# Work required
Compute how many lines below contain the word "entries" and respond with that number only.

(Materials provided begins)

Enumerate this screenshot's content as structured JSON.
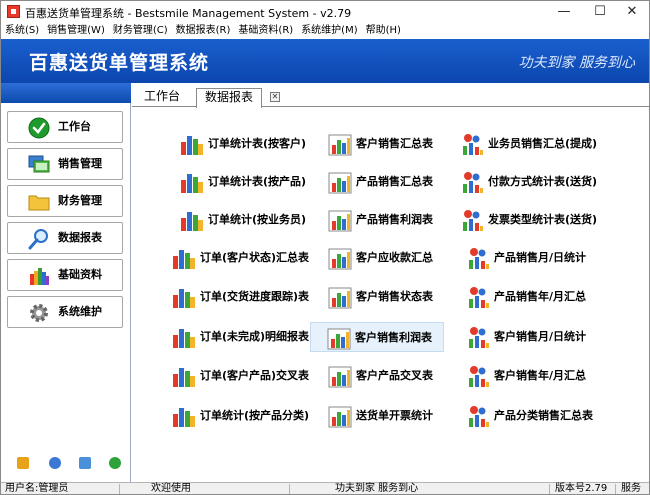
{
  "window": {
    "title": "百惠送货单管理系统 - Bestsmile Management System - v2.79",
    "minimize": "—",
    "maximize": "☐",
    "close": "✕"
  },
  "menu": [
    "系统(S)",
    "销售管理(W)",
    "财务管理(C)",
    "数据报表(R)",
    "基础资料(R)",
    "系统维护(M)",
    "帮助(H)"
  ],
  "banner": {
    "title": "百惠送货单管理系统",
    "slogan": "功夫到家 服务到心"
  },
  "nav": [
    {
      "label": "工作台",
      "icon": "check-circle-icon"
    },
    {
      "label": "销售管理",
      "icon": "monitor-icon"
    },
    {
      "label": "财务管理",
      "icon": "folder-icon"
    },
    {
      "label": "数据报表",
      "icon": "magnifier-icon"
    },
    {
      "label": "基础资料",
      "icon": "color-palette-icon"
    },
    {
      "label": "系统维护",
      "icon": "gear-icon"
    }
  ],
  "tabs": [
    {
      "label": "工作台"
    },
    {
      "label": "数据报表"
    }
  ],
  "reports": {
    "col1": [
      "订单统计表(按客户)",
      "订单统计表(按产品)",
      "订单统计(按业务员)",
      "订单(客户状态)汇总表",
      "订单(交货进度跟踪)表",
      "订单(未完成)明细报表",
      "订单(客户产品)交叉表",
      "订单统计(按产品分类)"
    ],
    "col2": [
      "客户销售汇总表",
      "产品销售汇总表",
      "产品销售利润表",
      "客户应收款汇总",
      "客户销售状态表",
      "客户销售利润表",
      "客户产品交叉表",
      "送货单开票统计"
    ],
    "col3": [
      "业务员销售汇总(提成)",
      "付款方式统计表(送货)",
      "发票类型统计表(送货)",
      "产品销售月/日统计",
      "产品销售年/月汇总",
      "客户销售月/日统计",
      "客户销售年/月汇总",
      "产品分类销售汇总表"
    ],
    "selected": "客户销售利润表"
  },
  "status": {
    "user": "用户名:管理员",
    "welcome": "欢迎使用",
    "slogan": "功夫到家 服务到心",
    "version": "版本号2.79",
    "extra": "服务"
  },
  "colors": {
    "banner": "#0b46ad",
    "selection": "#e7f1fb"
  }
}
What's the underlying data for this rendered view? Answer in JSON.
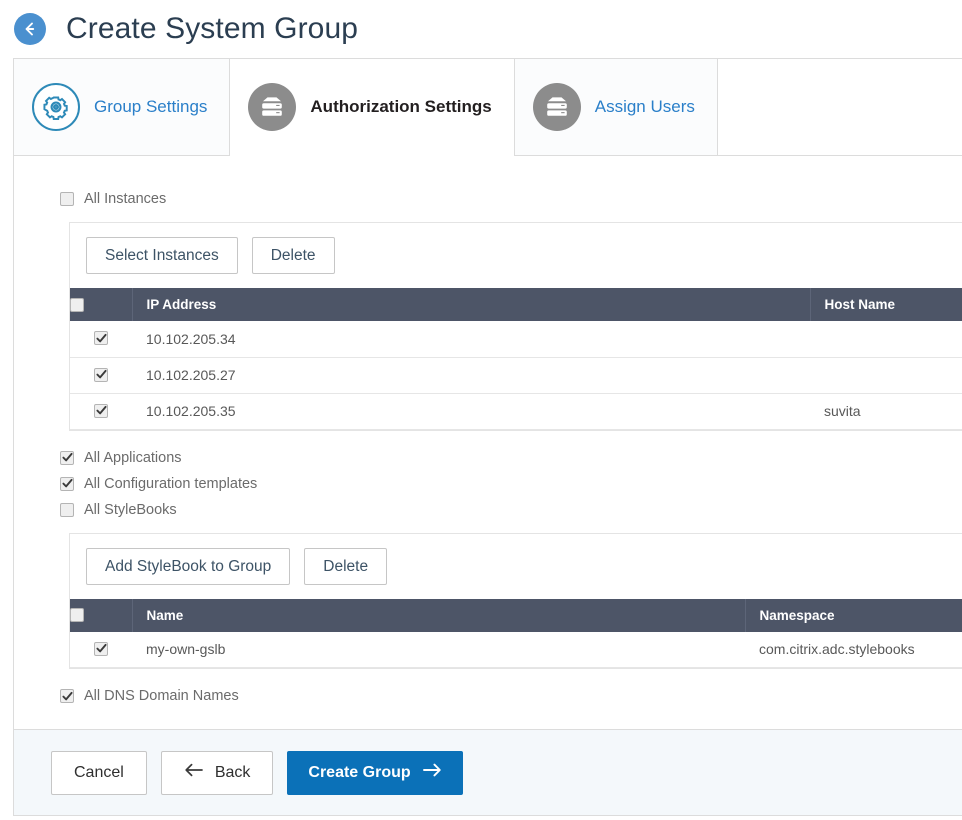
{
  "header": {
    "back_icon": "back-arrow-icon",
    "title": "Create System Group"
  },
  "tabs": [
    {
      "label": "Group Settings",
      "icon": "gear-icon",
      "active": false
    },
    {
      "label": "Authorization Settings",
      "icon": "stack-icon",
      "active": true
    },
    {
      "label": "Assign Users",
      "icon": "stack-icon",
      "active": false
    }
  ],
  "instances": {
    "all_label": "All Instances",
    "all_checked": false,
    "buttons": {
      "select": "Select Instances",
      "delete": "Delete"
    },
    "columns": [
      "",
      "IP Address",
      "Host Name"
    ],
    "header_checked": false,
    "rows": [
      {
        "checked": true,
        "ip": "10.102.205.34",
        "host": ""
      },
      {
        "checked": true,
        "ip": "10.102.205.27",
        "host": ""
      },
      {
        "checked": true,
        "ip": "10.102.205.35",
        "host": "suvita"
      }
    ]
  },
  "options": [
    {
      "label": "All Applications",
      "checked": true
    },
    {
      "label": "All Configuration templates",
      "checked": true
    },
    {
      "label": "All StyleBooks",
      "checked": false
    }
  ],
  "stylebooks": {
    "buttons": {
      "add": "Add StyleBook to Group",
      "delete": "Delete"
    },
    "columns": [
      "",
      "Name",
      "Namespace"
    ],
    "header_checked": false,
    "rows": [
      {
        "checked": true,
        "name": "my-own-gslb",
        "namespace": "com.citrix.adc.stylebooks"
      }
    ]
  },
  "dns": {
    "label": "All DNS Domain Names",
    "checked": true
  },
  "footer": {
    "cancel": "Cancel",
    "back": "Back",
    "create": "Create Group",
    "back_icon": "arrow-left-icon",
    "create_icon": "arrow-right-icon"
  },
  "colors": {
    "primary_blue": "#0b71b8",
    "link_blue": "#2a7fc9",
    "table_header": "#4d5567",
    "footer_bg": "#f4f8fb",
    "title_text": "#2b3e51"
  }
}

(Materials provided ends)
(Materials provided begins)

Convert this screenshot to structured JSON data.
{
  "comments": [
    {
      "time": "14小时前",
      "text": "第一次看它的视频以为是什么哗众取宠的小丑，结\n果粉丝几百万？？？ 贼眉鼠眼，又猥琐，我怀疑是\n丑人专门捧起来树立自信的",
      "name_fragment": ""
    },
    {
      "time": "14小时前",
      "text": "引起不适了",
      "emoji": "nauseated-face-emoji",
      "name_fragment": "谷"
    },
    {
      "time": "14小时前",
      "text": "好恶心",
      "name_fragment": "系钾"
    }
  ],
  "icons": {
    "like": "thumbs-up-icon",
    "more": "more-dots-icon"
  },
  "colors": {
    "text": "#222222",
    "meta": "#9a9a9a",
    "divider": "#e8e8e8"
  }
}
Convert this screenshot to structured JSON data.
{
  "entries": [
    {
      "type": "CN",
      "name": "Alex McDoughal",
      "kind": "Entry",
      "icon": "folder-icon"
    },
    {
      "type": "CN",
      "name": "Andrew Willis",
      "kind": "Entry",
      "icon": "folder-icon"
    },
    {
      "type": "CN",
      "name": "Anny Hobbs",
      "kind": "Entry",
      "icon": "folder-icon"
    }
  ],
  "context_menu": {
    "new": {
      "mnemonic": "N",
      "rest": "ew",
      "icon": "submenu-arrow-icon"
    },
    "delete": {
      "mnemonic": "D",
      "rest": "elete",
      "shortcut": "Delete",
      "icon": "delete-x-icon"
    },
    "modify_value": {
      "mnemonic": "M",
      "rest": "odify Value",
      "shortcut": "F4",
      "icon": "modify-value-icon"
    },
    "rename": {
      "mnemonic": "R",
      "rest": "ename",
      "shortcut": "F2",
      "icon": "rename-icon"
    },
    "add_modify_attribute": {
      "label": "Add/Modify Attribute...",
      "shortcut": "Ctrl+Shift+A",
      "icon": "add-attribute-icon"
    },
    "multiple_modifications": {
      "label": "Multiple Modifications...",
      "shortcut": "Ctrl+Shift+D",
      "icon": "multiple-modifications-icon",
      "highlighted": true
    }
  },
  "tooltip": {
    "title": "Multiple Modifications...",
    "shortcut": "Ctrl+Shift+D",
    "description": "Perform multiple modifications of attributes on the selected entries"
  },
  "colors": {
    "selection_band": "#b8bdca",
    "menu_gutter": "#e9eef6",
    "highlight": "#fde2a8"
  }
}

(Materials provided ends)

# Exercise solution
2